Broadening Understanding of the Interplay Among Public Transit, Shared Mobility, and Personal Automobiles

This report extends the research presented in TCRP Research Report 188: Shared Mobility and the Transformation of Public Transit. It broadens understanding of the interplay between emerging and established modes of transportation by further exploring how shared modes, particularly transportation network companies, are being incorporated into the mix of transportation options. Research on transportation network companies (TNCs) has been limited, in most instances, by the lack of necessary and appropriate data. This research addresses this obstacle by drawing on several important sources of data and information: hourly origin-destination TNC trip data for five regions (Chicago, Los Angeles, Nashville, Seattle, and Washington, D.C.) was provided by a major TNC and similar modeled information for the city of San Francisco was provided by the San Francisco County Transportation Authority (SFCTA); a survey of more than 10,000 transit and other shared mobility users in eight metropolitan areas was administered by the researchers; and transit rider surveys about TNC use were administered by public transit agencies in Atlanta, the San Francisco Bay Area, New Jersey, and Washington, D.C. Key findings from this research indicate that the heaviest TNC use across the regions in this study is during the evening hours and weekends. Most TNC trips in the study regions are short and concentrated in the downtown core neighborhoods. There is no clear relationship between the level of peak-hour TNC use and the longer-term changes in the study regions’ public transit usage. Among survey respondents, people who use transit or commute by driving solo do so as part of a routine while TNCs are used on a more occasional basis. Transit travel and wait times were the top concerns of survey respondents who replaced transit trips with TNC trips. TNC usage takes place in communities of all income levels; and TNC use is associated with decreases in respondents’ vehicle ownership and single-occupancy vehicle trips. The report provides guidance to help inform public transit agencies and other public entities in large, midsized, and smaller urban areas in their attempts to engage with TNC services.

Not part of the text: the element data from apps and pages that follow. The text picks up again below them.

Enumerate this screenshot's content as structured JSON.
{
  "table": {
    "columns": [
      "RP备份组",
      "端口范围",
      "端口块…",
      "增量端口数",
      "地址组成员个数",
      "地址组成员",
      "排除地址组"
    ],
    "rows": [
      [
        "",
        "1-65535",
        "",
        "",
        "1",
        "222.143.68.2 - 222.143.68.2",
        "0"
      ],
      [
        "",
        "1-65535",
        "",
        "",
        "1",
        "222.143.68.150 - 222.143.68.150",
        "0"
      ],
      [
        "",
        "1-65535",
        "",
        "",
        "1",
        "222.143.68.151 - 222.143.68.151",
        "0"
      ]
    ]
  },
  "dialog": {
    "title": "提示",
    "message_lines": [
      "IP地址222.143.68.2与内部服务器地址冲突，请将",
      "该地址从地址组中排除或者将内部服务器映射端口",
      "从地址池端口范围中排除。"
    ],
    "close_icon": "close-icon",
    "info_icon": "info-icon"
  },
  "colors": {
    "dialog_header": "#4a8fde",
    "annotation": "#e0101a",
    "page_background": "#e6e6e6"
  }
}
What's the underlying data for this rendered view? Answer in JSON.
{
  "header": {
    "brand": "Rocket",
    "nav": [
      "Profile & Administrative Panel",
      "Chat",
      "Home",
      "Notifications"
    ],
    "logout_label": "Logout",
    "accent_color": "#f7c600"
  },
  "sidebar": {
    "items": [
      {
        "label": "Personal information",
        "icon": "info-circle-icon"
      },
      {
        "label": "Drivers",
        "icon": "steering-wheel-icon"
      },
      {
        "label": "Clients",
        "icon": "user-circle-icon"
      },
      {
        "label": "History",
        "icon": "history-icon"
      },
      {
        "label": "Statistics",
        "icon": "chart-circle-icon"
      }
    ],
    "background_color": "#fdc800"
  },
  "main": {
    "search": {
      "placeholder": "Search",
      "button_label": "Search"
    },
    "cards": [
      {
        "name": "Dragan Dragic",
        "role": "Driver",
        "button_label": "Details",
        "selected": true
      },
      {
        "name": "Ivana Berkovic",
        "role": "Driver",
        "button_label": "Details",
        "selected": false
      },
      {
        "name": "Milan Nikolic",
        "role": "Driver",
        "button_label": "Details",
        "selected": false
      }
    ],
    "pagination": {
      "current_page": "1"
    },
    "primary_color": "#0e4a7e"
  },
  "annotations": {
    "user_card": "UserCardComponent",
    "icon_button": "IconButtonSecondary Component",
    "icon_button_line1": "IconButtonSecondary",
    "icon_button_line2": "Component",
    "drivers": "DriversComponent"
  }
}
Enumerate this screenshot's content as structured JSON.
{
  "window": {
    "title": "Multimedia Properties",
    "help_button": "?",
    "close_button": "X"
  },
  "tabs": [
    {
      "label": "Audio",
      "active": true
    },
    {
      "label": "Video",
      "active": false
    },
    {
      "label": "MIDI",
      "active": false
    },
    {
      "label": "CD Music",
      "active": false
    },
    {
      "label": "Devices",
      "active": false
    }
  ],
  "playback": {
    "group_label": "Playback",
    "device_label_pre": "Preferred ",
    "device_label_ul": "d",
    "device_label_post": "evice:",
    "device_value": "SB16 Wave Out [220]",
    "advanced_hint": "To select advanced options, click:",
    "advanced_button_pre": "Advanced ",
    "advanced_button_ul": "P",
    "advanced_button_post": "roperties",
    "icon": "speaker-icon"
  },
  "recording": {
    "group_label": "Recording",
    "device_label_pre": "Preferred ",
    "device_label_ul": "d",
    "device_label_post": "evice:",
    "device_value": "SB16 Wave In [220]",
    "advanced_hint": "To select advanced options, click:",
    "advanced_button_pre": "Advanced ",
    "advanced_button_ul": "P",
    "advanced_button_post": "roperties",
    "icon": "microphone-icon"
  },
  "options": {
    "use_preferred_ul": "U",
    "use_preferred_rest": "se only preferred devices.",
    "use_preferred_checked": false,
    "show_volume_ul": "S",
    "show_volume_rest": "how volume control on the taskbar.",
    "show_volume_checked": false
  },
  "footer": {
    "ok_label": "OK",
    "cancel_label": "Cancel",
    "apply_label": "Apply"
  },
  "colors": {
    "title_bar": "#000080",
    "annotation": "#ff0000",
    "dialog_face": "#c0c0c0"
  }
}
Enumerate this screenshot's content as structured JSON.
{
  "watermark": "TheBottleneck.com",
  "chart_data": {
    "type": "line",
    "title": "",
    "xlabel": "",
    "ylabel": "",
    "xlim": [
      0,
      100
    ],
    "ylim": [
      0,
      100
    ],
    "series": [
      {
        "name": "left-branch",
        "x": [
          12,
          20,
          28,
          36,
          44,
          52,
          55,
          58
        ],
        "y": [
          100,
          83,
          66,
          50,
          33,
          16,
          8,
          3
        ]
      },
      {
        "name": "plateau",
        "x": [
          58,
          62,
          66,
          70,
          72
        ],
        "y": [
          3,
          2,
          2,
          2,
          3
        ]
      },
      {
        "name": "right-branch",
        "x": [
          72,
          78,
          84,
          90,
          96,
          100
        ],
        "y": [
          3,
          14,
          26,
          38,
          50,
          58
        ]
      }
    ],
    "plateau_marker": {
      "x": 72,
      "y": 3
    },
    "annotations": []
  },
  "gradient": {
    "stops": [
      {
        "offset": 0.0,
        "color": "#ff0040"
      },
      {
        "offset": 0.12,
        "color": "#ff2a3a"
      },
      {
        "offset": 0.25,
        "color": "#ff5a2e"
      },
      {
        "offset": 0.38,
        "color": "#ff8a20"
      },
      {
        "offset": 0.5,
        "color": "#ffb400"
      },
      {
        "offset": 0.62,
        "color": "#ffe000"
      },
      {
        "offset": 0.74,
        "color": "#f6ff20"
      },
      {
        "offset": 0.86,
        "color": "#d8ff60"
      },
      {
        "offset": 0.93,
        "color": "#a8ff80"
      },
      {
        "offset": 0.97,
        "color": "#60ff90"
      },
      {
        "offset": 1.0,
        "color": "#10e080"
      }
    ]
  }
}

Language

  • English

Media Info

  • Media Type: Digital/other
  • Features: Appendices; Figures; Tables;
  • Pagination: 94p
  • Serial:
  • Publication flags:

    Open Access (libre)

Subject/Index Terms

Filing Info

  • Accession Number: 01674979
  • Record Type: Publication
  • ISBN: 9780309390378
  • Report/Paper Numbers: Project J-11/Task 25
  • Files: TRIS, TRB, ATRI
  • Created Date: Jul 11 2018 11:34AM